METHODS: All 460 patients (207 MA- and 253 NMA-conditioned) who underwent their first allo-HSCT at our center from 2008 to 2013 were included in a historical cohort. BSI were registered from initiation of conditioning to day 360 after transplantation.

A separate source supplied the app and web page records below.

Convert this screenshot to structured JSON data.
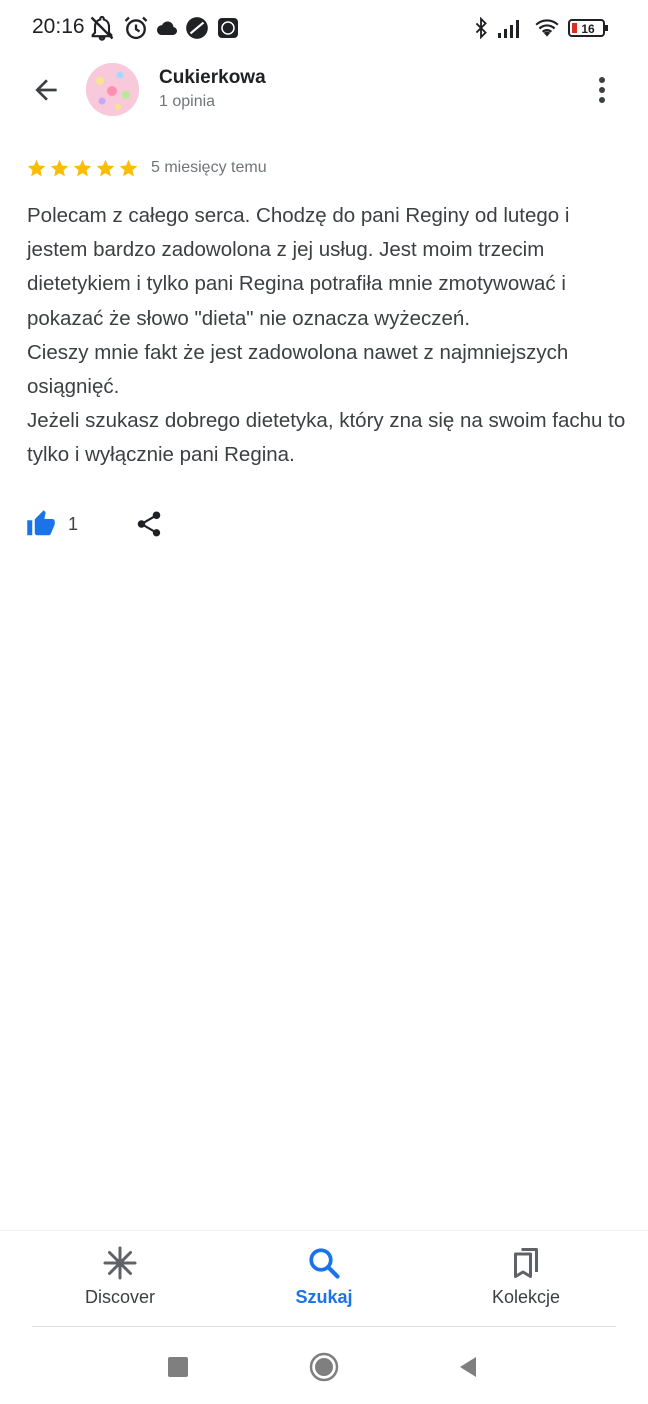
{
  "status_bar": {
    "time": "20:16",
    "battery_level": "16",
    "left_icons": [
      "mute-bell-icon",
      "alarm-icon",
      "cloud-icon",
      "app-icon",
      "app-icon"
    ],
    "right_icons": [
      "bluetooth-icon",
      "signal-icon",
      "wifi-icon",
      "battery-icon"
    ]
  },
  "header": {
    "back_icon": "arrow-back-icon",
    "reviewer_name": "Cukierkowa",
    "reviewer_reviews": "1 opinia",
    "more_icon": "more-vert-icon"
  },
  "review": {
    "stars": 5,
    "star_color": "#fbbc04",
    "date": "5 miesięcy temu",
    "text": "Polecam z całego serca. Chodzę do pani Reginy od lutego i jestem bardzo zadowolona z jej usług. Jest moim trzecim dietetykiem i tylko pani Regina potrafiła mnie zmotywować i pokazać że słowo \"dieta\" nie oznacza wyżeczeń.\nCieszy mnie fakt że jest zadowolona nawet z najmniejszych osiągnięć.\nJeżeli szukasz dobrego dietetyka, który zna się na swoim fachu to tylko i wyłącznie pani Regina.",
    "likes": "1",
    "like_icon": "thumb-up-icon",
    "share_icon": "share-icon"
  },
  "bottom_nav": {
    "items": [
      {
        "label": "Discover",
        "icon": "asterisk-icon",
        "active": false
      },
      {
        "label": "Szukaj",
        "icon": "search-icon",
        "active": true
      },
      {
        "label": "Kolekcje",
        "icon": "bookmarks-icon",
        "active": false
      }
    ],
    "accent_color": "#1a73e8"
  },
  "system_nav": {
    "buttons": [
      "recents-icon",
      "home-icon",
      "back-triangle-icon"
    ]
  }
}
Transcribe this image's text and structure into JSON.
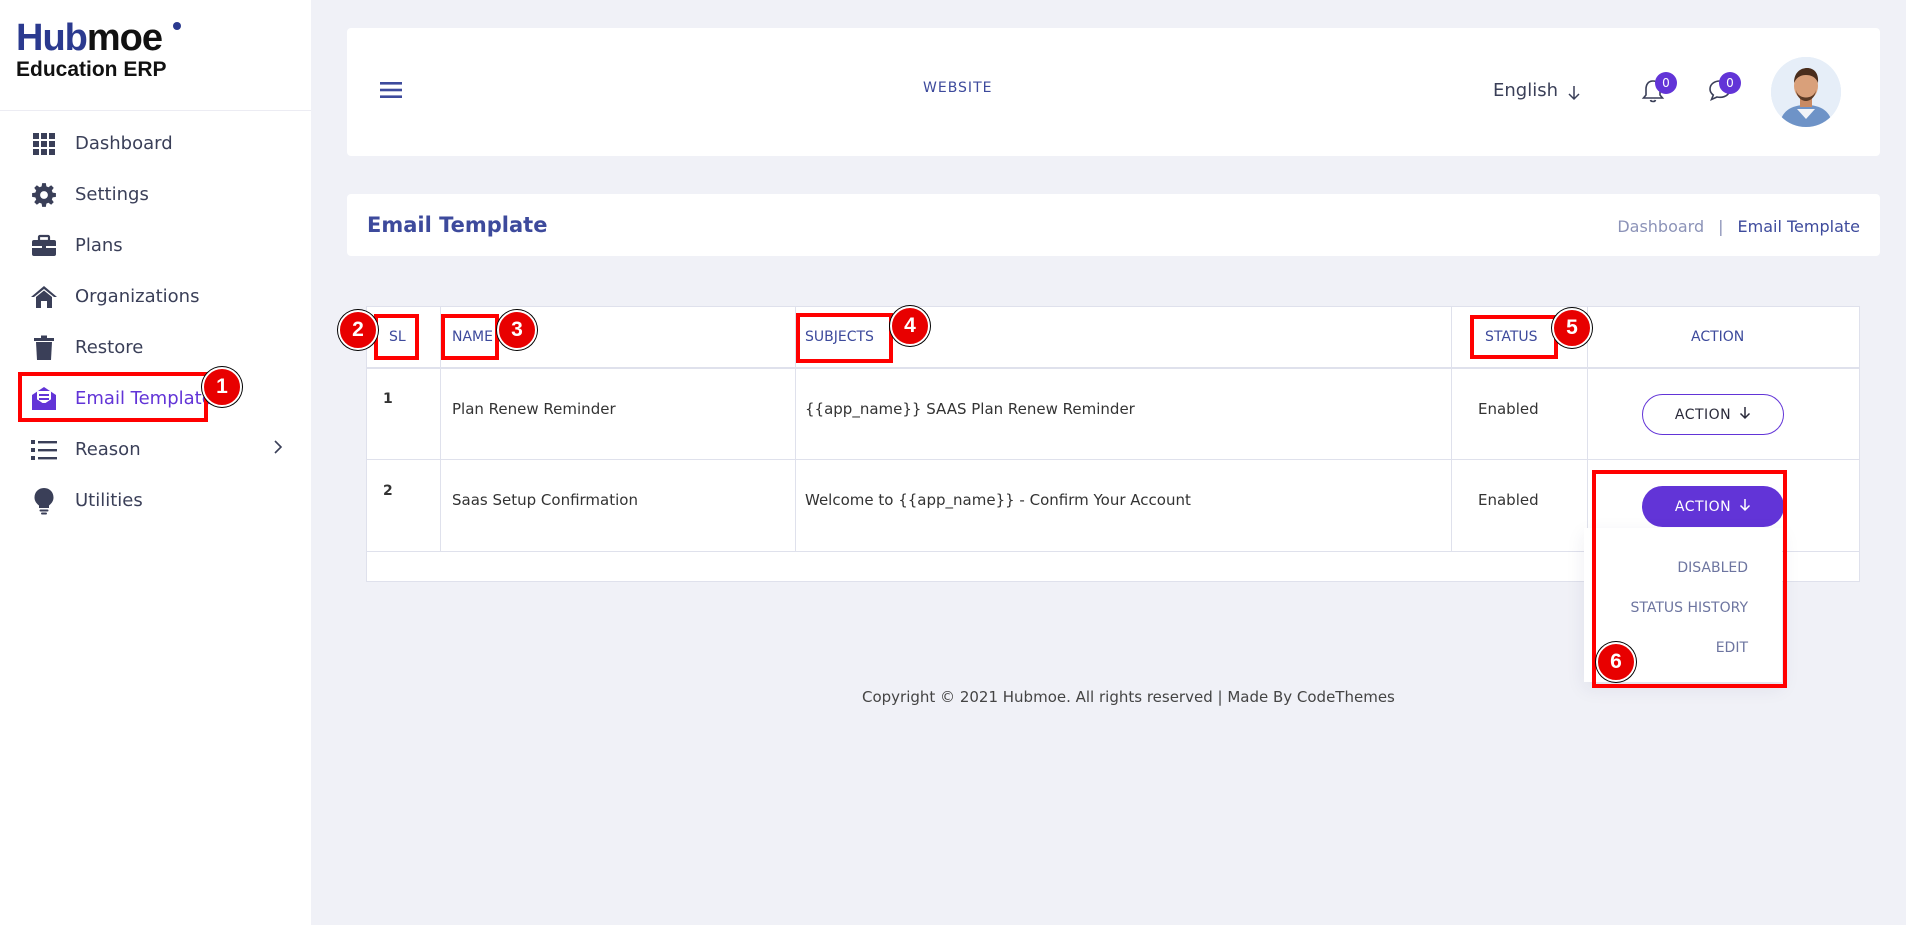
{
  "brand": {
    "part1": "Hub",
    "part2": "moe",
    "subtitle": "Education ERP"
  },
  "sidebar": {
    "items": [
      {
        "label": "Dashboard",
        "icon": "grid-icon"
      },
      {
        "label": "Settings",
        "icon": "gear-icon"
      },
      {
        "label": "Plans",
        "icon": "briefcase-icon"
      },
      {
        "label": "Organizations",
        "icon": "home-icon"
      },
      {
        "label": "Restore",
        "icon": "trash-icon"
      },
      {
        "label": "Email Template",
        "icon": "mail-open-icon",
        "active": true
      },
      {
        "label": "Reason",
        "icon": "list-icon",
        "has_submenu": true
      },
      {
        "label": "Utilities",
        "icon": "bulb-icon"
      }
    ]
  },
  "header": {
    "website_label": "WEBSITE",
    "language": "English",
    "notifications_count": "0",
    "messages_count": "0"
  },
  "page": {
    "title": "Email Template",
    "breadcrumb": {
      "home": "Dashboard",
      "separator": "|",
      "current": "Email Template"
    }
  },
  "table": {
    "headers": {
      "sl": "SL",
      "name": "NAME",
      "subjects": "SUBJECTS",
      "status": "STATUS",
      "action": "ACTION"
    },
    "rows": [
      {
        "sl": "1",
        "name": "Plan Renew Reminder",
        "subject": "{{app_name}} SAAS Plan Renew Reminder",
        "status": "Enabled",
        "action": "ACTION"
      },
      {
        "sl": "2",
        "name": "Saas Setup Confirmation",
        "subject": "Welcome to {{app_name}} - Confirm Your Account",
        "status": "Enabled",
        "action": "ACTION"
      }
    ]
  },
  "dropdown": {
    "items": [
      "DISABLED",
      "STATUS HISTORY",
      "EDIT"
    ]
  },
  "footer": {
    "text": "Copyright © 2021 Hubmoe. All rights reserved | Made By CodeThemes"
  },
  "annotations": [
    "1",
    "2",
    "3",
    "4",
    "5",
    "6"
  ],
  "colors": {
    "accent": "#6234d7",
    "primary_text": "#3d4a9c",
    "highlight": "#ff0000",
    "background": "#f0f1f7"
  }
}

RESULTS: BSI occurred in 34% (95% confidence interval [CI]: 28%, 41%) of MA-conditioned patients and in 17% (95% CI: 12%, 22%) of NMA-conditioned patients. Of all isolates, 68% were gram-positive bacteria (GPB), 23% gram-negative bacteria (GNB), and 9% fungi. The GPB/GNB ratio declined from 2008 to 2014 (P for trend <.01). Of all GNB, 47% were multidrug resistant (MDR), but the proportion declined over the study period. In a multivariate Cox regression model, only acute graft-versus-host disease was associated with a higher hazard of first BSI (hazard ratio 2.50, 95% CI: 1.48, 4.21). Overall 30-day survival after a BSI was higher for MA-conditioned patients than for NMA-conditioned patients (89% vs 74%, P=.04).

CONCLUSION: MA-conditioned patients experience BSI more often than NMA-conditioned patients in the year after allo-HSCT. While BSI are increasingly caused by GNB, the rate of MDR GNB is declining.

Original languageEnglish
JournalTransplant Infectious Disease
Volume19
Issue number5
Pages (from-to)e12730
Number of pages8
ISSN1398-2273
DOIs
Publication statusPublished - 2017

    Research areas

  • Journal Article

ID: 51608282